  5. Better ammo

One of the fastest and easiest ways to improve rifle accuracy is to improve the trigger. Pressing the trigger is the last thing you do before the cartridge ignites and sends the bullet downrange. Improving the trigger with one that requires less effort means less movement on your part, which in turn means less movement imparted to the gun right before it fires.

Secondly, make sure the action and barrel are correctly positioned inside the stock of your gun. If the stock of your rifle presses against the barrel, it can affect where your rounds are landing on the target. This is why free-floating barrels are quite common these days on both bolt-action and AR-pattern rifles. This setup allows for the barrel to “float” above the stock or inside the handguard and remain unaffected by how you are holding onto your gun. 

Better Rifle, Better Results

Thirdly, your barrel and action need to be up to standards. The muzzle crown at the end of your rifle barrel is the last thing to come in contact with a bullet before it leaves your gun. If there is a nick or a blemish in that area of your barrel, it can affect the path of your bullet, and that will throw off your accuracy. In addition to this, irregularities in the other end of your rifle, the action, can also affect your accuracy. A change of just a few thousands of an inch inside the chamber can have a profound effect on the accuracy of your gun. 

Good quality sights and optics are a big part of rifle accuracy. If your optic is improperly mounted, it will wander off-target when your gun recoils. This will have a dramatic effect on where your bullets are hitting the target (ask me how I know this). In addition to this, better-quality optics give you a better, clearer image of the target downrange, improving your ability to hit what you’re aiming at. 

Lastly, better-quality ammo delivers more consistent, more repeatable results. This in turn allows you to set up your rifle to take advantage of that consistency. Higher-performance cars work better with higher-octane fuel, and the same is true of the ammo you put inside your rifle. The time you invest to find out what rounds work best with your rifle will pay huge dividends when it is time to perform in the field or on the range. 

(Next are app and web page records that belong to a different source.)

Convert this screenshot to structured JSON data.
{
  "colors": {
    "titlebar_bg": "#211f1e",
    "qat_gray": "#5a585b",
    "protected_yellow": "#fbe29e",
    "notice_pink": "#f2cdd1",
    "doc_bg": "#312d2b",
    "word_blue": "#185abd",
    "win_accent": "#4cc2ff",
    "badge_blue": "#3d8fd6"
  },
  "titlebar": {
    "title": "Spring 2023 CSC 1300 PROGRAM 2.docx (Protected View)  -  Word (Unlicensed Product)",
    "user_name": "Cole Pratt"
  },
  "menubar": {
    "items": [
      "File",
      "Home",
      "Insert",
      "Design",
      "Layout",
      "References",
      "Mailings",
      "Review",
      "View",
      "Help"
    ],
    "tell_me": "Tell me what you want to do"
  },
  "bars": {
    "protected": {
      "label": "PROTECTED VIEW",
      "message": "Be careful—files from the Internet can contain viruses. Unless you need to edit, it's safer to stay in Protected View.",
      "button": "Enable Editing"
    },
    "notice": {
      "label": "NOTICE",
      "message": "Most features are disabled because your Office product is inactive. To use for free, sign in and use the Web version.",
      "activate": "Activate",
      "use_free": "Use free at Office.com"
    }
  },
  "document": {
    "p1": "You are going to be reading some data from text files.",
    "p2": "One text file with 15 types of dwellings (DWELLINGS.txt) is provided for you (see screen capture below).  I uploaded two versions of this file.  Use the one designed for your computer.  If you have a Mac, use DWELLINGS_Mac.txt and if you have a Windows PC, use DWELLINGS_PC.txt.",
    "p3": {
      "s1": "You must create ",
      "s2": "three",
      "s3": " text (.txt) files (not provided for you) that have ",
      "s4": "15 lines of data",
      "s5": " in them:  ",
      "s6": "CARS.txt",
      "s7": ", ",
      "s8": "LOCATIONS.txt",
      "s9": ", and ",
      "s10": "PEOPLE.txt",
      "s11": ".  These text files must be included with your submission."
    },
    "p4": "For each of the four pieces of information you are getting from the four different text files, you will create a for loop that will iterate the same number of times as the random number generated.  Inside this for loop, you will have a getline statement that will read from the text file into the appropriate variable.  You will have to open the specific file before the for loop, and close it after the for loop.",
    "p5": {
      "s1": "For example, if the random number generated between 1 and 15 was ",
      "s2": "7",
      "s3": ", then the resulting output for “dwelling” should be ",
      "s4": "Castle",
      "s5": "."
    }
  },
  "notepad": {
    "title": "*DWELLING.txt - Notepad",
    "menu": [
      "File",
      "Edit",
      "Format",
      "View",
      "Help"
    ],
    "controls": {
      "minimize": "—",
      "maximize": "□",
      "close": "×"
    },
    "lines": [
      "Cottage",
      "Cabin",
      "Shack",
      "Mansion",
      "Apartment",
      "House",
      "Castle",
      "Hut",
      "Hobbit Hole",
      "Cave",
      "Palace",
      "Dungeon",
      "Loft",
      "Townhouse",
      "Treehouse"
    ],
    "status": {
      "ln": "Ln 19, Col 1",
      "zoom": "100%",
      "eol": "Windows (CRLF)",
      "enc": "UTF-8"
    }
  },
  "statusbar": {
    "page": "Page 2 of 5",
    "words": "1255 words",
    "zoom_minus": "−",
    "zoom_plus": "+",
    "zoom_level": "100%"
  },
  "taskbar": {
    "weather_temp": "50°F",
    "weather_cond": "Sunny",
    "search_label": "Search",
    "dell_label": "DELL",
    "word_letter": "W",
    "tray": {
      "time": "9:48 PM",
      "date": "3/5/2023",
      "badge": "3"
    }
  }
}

Accuracy Testing Measures Performance

An upgraded savage b-22 rifle designed to become a more accurate firearm with customizations.

Upgrading your rifle helps. Practice helps more, though.

So what effect does all this attention to detail have on your results downrange? To find out, I sent my stock Savage B22 LH F .22LR bolt action rifle to the wizards at SavageGunsmithing.com. They worked their magic on it, bedding the stock, installing a new heavier bull barrel and machining the action to exact tolerances. I shot four five round groups at 50 yards from a rest using three different kinds of .22 match ammo to establish a baseline for the stock rifle. I then shot the same kinds of ammo (from the same box) when it returned in order to see what effect the upgrades had on my rifle’s accuracy. 

Federal HV Match 40 Grain Tag Round Nose Lead .22LR

Stock Rifle Results
Average Group Size: 1.19 inches

Accurized Rifle Results
Average Group Size: 0.92 inches

Difference In Group Size: 0.26 inches
Percentage Improvement: 21.9%

Wolf 40 Grain Round Nose Lead .22LR

Stock Rifle Results
Average Group Size: 0.95 inches

Accurized Rifle Results
Average Group Size: 0.73 inches

Difference In Group Size: 0.23 inches
Percentage Improvement: 23.7%

Eley 40 Grain Round Nose Lead .22LR

A group of hits on target demonstrating 1-MOA accuracy.

1 MOA (or better) is really the baseline when it comes to an accurate rifle

Stock Rifle Results
Average Group Size: 1.08 Inches

Accurized Rifle Results
Average Group Size: 0.69 Inches

Difference In Group Size: 0.38 Inches
Percentage Improvement: 35.6%

Overall Group Size Improvement: 0.29 inches

Overall Percentage Improvement:  27%

The Bottom Line Is…

Is all of this worth the effort? Well, that depends on your skill level and what you want to do with your rifle. In my case, my plan is to use my upgraded rifle in .22 precision rifle matches, so it was definitely worth my time and effort. If you’re at the point where your results on paper or in the field need to be a bit better, then maybe it’s time to take a look at one of the many ways you can improve your rifle’s accuracy.